UMD   This Site

Benjamin Shapiro
Fischell Department of Bioengineering
Joint appointment with:
Institute for Systems Research
2246 Kim Building
University of Maryland
College Park, MD 20742
Tel: (301) 405-4191
Fax: (301) 405-9953

Writing Tips
William S. Trimmer, edited by Benjamin Shapiro

(This is a work in progress, I updated this document as I get new ideas. A lot of this document is based, word for word sometimes, on an essay written by William S. Trimmer in "Micromechanics and MEMS: Classic and Seminal Papers to 1990.)

The most important thing to remember is that you are writing for someone. Somebody might one day pick up your document and actually read it: you want to make that persons life as easy as possible.

Picture who you are writing for. It is good to think of 3 people: a novice; someone who is knowledgeable in science but who knows little about the field being discussed; and an expert. As you write, put in something for each of these 3 people. When an extended section is needed, perhaps for the expert, you can warn the novice, "The rest of this section contains a detailed description of the numerical method."

Plan your document carefully. I usually like to start with an outline which I slowly make more detailed. For example, I will block out the initial document as: abstract, introduction, previous work, technical setup, method of solution, results, and conclusion. Then I will decide what each piece will contain. Each paragraph describes one coherent thought. (Notice how this paragraph describes planning your document, the previous paragraph talks about writing for an audience of 3 people.) Leave the abstract, introduction and summary for last; once you have blocked out your entire document it will be clear what you want to emphasize in these overview sections.

A lot of people think the abstract, introduction and conclusion are three places that required identical information. This is not true.

The abstract is being read by people deciding if they want to read your article. Hence your abstract must be an honest and concise appraisal of the results in the paper. What are the key questions? What are the key results? How does your work differ from the rest of the literature?

The introduction is a road map. After reading the introduction the reader should be able to scan the article and easily find the important facts. Having a well-planned document with descriptive section and sub-section headings will further help the reader skim the paper effectively. The body of the work will provide the details, your job in the introduction is to outline your approach.

The conclusion is your chance to summarize your work and to put it into perspective. Here you can assume the reader knows the details; he or she needs a broad overview.

I also want to emphasize three simple considerations that most people forget.

With almost no exceptions, you have spent far more time thinking about this problem than anyone else on the planet. (If you haven't, you shouldn't be writing a research article on the subject.) Things that are obvious to you are not obvious to almost everyone else! Your job is to simplify your analysis as much as possible and convey your information as clearly as possible. Picture the novice and explain in simple language the basics of your approach: first we have to do this, then we need to find that, etc.

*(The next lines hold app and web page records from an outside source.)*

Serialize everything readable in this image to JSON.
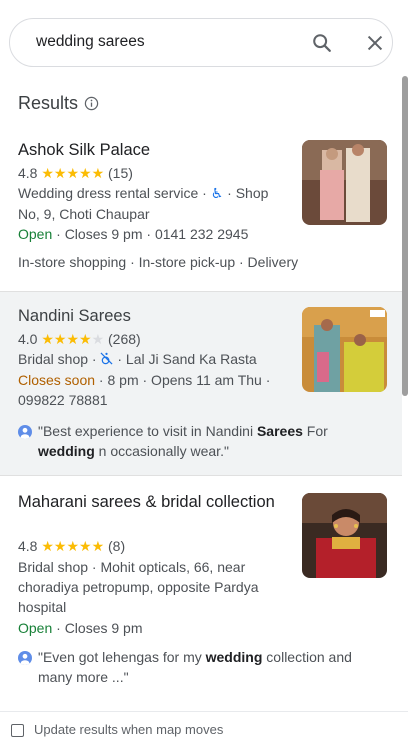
{
  "search": {
    "query": "wedding sarees",
    "search_icon": "search-icon",
    "close_icon": "close-icon"
  },
  "results_header": {
    "title": "Results",
    "info_icon": "info-icon"
  },
  "results": [
    {
      "name": "Ashok Silk Palace",
      "rating": "4.8",
      "stars": "★★★★★",
      "rating_value": 4.8,
      "reviews": "(15)",
      "category_line1": "Wedding dress rental service · ",
      "accessible_icon": "wheelchair-icon",
      "category_line1_rest": " · Shop",
      "address_line2": "No, 9, Choti Chaupar",
      "status": "Open",
      "hours": " · Closes 9 pm · 0141 232 2945",
      "services": "In-store shopping · In-store pick-up · Delivery"
    },
    {
      "name": "Nandini Sarees",
      "rating": "4.0",
      "stars_filled": "★★★★",
      "stars_empty": "★",
      "rating_value": 4.0,
      "reviews": "(268)",
      "category": "Bridal shop · ",
      "accessible_icon": "wheelchair-off-icon",
      "address": " · Lal Ji Sand Ka Rasta",
      "status": "Closes soon",
      "hours": " · 8 pm · Opens 11 am Thu ·",
      "phone": "099822 78881",
      "review_part1": "\"Best experience to visit in Nandini ",
      "review_bold1": "Sarees",
      "review_part2": " For",
      "review_bold2": "wedding",
      "review_part3": " n occasionally wear.\""
    },
    {
      "name": "Maharani sarees & bridal collection",
      "rating": "4.8",
      "stars": "★★★★★",
      "rating_value": 4.8,
      "reviews": "(8)",
      "address_line1": "Bridal shop · Mohit opticals, 66, near",
      "address_line2": "choradiya petropump, opposite Pardya",
      "address_line3": "hospital",
      "status": "Open",
      "hours": " · Closes 9 pm",
      "review_part1": "\"Even got lehengas for my ",
      "review_bold1": "wedding",
      "review_part2": " collection and",
      "review_line2": "many more ...\""
    }
  ],
  "footer": {
    "checkbox_label": "Update results when map moves"
  },
  "colors": {
    "open": "#188038",
    "closing": "#b06000",
    "star": "#fbbc04",
    "accent": "#1a73e8"
  }
}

Only once you have done this, can you go in and focus on the details. The last thing you want to do is to try show how smart you are by emphasizing your solution of a very specific technical problem. To be blunt: you are the only person that cares, and if you emphasize details it will only confuse your readers.

Many authors use the previous work section to show how their work is clever, and the rest of the literature is stupid. This is a problem for a number of reasons. First, these same authors are going to review your paper. Second, such a portrayal of the literature makes you, not the other authors, seem simple and sophomoric. Third, you are missing a chance to communicate important information to other authors. Don't do this. As far as possible, you need to provide an accurate picture of what has been done before and what is different in your work.

Most people will not read your paper in detail. At best, they will skim it; at worst they will read the abstract and conclusion. For this reason the first page of your paper is critical. (Having a figure that conveys the major thrust of your work on this page is very helpful.) You want your paper to be sufficiently well organized that the reader can find the information that he or she needs quickly and efficiently. This means you want descriptive and accurate section and subsection titles; and you want each paragraph to talk about one well-defined idea. It is good practice to start each paragraph with a sentence that describes the paragraph to come. In conclusion: write to be read. Try to keep in mind what your reader knows and doesn't know, and present the missing information as clearly as possible.

Top of page

More Tools



©2013 |

Aerospace Home UM Home Page BIOE Home Clark School Home